Canada’s NexGen Energy Ltd. is looking to Australia’s equity market as it sets up financing for its first-ever uranium mine back home, a project with a $1 billion price tag.
That’s partly because its co-founder heralds from Down Under and the market has a depth of experience with mining stocks. But more important is Australia’s $2.2 trillion pensions industry, creating what NexGen’s Chief Commercial Officer Travis McPherson termed “unrelenting” demand for assets.
So, while the Vancouver-based firm had crews preparing grounds to drill a shaft in Saskatchewan this summer, its executives were in Sydney and Melbourne to drum up interest in its stock as the company pursues inclusion in benchmark indexes to better access retirement funds.
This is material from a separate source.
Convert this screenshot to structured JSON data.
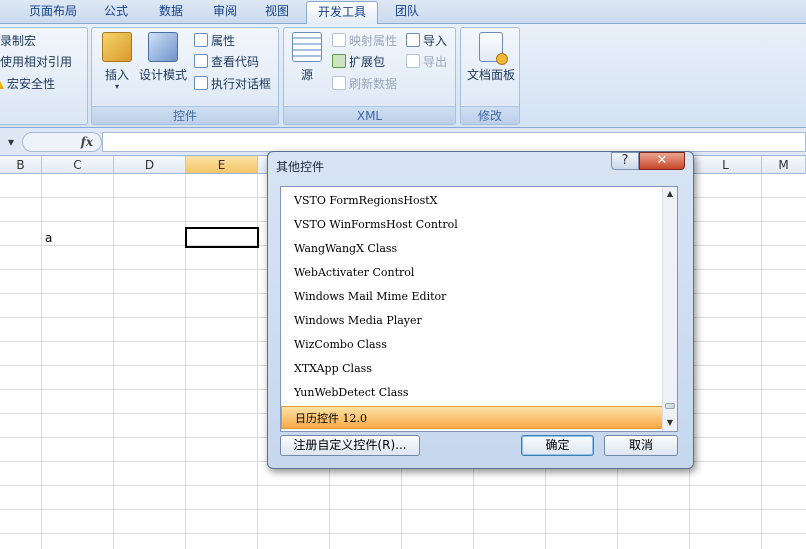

Over the past decade, the prospector-turned-miner has seen its penny stock surge about 20-fold on the Toronto exchange as it received regulatory approval to exploit a major uranium deposit. The shares, also traded in New York and Sydney, have gained upward momentum this year, riding the wave of renewed interest in nuclear power as the world seeks emissions-free energy.
Now, with a market capitalization of around A$4.4 billion ($2.8 billion), NexGen ranks among the 100 largest publicly traded firms in Sydney. But the Australian listing sees just a fraction of the volume of its North American peers, with slightly more than 70,000 shares daily for the 180-day average, compared with more than 2.5 million each in Canada and the US. NexGen sold $150 million worth of shares in the US to Australian investors, which were then allowed to trade in Sydney, helping to boost liquidity, according to the company.
“We expect NexGen’s next major raising to include a large component of ASX listed stock,” said George Ross, an analyst at Argonaut Securities in Perth, Australia. “In our opinion, NexGen could become the default uranium position for many Australian investors,” and the company’s Rook 1 development is “unmatched in the market,” he said.
Rook 1 is the largest development-stage uranium project in Canada and is projected to produce for nearly 11 years once built, according to NexGen.
The miner is targeting membership on the S&P/ASX 300 Index and, eventually, S&P/ASX 200 Index, which would open the door to Australia’s pension funds, or superannuation funds as they’re called locally with about A$3.5 trillion in assets, buying large amounts of stock. Depositary receipts are eligible for index inclusion, according to the Australian Securities Exchange.
The next S&P/ASX 200 rebalancing is in December, with the S&P/ASX 300 due in March, according to S&P Dow Jones Indices, which didn’t respond to a request for comment on thresholds for inclusion.
The superannuation funds have recently become a focus for Wall Street bankers seeking to gain access to their growing pools of capital. Workers in the country contribute 11% of their earnings to these pension funds and that threshold is rising to 12%. The funds, in turn, have been looking for new areas to generate returns.
“The demand really is unrelenting because it’s just a constant inflow of capital,” NexGen’s McPherson said.
NexGen has lined up non-binding interest for $1 billion of debt financing for its Rook 1 project and has C$350 million ($255 million) in cash, putting it in a position to cover the estimated C$1.3-billion capital cost. However, McPherson said the company will take the next six to 12 months to “create the most optimal capital stack — which could involve no more equity or could involve some equity.”
Given inflationary pressures in recent years, PI Financial analyst Chris Thompson says he expects costs may rise above the current estimate, and could require an additional C$300 million to fund the mine. “All of this is going to catalyze the need for a capital raise,” Thompson said. NexGen looking to Australia is logical as the market is familiar with mining companies, from early stage to producing projects.
Miners top the list of materials stocks that account for about a quarter of the S&P/ASX 200 and S&P/ASX 300 indexes, the biggest sector after financials in the benchmarks. That far exceeds the group’s 12% weighting in Canada’s S&P/TSX Composite and the less than 3% in the S&P 500.
NexGen’s McPherson said an Australian listing made sense for the company because it already had an Aussie investor base and Chief Executive Officer Leigh Curyer is Australian. The company does not intend to list anywhere else now that its goal of S&P/ASX 300 inclusion is in sight, he said.
“I think we’re done now,” McPherson said.
Source: Yahoo News